= Work order =
For each line below that contains the string "true", copy that line.

= Data for processing =
============================================================
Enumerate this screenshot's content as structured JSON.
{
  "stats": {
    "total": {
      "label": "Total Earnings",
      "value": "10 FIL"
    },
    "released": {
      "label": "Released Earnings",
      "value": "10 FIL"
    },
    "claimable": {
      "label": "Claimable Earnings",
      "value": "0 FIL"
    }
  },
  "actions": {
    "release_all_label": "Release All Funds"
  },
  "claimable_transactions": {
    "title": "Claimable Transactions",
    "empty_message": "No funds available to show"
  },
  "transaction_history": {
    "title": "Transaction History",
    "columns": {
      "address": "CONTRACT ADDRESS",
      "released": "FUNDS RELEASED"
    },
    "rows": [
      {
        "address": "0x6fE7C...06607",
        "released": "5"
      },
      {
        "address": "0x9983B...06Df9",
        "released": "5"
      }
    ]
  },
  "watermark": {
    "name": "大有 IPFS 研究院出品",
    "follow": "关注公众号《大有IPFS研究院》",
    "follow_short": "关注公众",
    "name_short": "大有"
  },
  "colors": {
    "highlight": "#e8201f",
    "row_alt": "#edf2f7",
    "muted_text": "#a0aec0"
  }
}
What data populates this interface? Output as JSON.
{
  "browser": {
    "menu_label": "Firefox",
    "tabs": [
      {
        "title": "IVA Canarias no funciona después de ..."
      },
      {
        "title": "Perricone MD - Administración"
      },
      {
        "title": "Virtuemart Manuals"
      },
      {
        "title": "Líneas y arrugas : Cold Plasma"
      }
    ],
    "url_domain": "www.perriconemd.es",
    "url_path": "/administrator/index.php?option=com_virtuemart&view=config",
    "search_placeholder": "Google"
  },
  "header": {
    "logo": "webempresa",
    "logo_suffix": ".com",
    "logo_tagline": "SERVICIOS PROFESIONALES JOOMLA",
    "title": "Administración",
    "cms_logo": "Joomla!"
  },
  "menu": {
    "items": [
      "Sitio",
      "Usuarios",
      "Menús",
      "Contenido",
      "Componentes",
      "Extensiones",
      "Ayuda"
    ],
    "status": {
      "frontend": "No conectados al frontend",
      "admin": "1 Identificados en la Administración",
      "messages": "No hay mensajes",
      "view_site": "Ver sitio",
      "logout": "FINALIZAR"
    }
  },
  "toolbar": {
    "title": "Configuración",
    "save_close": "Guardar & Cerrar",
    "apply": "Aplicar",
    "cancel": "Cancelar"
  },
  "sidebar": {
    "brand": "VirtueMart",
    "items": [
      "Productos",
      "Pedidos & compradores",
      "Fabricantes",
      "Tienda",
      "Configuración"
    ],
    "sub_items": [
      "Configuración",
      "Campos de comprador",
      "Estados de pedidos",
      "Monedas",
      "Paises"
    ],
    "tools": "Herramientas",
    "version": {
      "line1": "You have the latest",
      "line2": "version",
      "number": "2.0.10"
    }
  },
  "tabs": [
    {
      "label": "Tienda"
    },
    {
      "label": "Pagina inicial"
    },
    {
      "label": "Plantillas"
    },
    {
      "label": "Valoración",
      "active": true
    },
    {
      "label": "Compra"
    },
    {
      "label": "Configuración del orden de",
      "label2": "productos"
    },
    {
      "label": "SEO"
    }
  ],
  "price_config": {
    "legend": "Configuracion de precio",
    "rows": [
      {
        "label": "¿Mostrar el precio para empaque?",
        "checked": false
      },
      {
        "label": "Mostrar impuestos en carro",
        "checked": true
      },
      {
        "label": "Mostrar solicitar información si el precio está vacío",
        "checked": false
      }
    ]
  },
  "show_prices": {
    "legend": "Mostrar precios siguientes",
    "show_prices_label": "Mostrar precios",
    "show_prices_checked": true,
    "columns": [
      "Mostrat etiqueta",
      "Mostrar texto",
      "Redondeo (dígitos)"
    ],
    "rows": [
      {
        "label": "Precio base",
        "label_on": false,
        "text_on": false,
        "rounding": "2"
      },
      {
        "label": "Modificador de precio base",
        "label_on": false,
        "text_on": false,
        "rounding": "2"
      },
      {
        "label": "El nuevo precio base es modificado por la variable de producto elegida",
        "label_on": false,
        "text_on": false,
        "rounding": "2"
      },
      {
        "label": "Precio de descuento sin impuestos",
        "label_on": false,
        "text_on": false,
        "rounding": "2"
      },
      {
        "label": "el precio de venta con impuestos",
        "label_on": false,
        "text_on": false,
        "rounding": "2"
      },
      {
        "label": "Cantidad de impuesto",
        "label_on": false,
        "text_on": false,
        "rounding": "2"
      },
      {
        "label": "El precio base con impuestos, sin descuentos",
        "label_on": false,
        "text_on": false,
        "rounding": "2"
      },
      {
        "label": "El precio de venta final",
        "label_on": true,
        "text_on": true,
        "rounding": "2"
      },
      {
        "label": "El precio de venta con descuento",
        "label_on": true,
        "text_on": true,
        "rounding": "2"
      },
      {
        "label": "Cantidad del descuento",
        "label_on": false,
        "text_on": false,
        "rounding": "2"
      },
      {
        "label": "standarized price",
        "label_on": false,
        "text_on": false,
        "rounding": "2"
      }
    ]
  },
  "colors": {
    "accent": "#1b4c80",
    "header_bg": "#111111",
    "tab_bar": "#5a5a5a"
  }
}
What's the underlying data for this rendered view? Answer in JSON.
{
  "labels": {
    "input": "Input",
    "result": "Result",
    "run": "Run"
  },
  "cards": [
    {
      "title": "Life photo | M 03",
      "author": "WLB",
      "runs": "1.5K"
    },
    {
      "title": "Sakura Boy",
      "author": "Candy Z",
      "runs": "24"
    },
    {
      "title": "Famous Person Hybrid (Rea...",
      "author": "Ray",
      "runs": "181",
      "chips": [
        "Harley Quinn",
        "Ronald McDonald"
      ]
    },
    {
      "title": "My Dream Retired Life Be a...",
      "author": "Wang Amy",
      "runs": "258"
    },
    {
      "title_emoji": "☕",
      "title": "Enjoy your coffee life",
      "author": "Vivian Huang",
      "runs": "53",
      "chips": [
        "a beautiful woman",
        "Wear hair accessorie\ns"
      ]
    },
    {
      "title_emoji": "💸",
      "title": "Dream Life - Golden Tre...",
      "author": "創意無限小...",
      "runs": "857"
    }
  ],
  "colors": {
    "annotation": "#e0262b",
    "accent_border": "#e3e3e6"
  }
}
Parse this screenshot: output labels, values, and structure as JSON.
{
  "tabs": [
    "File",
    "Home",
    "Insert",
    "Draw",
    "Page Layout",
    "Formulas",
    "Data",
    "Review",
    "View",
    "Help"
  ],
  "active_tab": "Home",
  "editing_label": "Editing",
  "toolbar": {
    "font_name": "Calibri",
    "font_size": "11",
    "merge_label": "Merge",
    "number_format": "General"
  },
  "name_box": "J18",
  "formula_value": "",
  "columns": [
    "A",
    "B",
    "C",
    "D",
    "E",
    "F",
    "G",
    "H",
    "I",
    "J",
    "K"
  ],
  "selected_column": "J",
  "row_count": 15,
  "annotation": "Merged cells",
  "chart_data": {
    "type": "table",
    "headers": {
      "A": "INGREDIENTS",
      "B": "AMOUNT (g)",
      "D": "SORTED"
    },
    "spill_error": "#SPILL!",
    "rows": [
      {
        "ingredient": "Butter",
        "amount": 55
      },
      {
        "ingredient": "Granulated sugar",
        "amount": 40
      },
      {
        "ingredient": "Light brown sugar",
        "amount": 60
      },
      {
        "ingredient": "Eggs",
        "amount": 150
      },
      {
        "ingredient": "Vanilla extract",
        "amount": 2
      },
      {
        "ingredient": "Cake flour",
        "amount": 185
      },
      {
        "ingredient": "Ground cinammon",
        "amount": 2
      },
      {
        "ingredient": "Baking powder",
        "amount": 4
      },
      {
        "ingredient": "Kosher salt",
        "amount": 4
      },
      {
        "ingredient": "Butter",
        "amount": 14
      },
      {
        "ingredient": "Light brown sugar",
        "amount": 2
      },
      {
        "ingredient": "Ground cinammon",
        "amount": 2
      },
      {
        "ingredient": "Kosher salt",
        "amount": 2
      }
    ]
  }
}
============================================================
= Answer section =
      "active": true
        "checked": true
    "show_prices_checked": true,
        "label_on": true,
        "text_on": true,
        "label_on": true,
        "text_on": true,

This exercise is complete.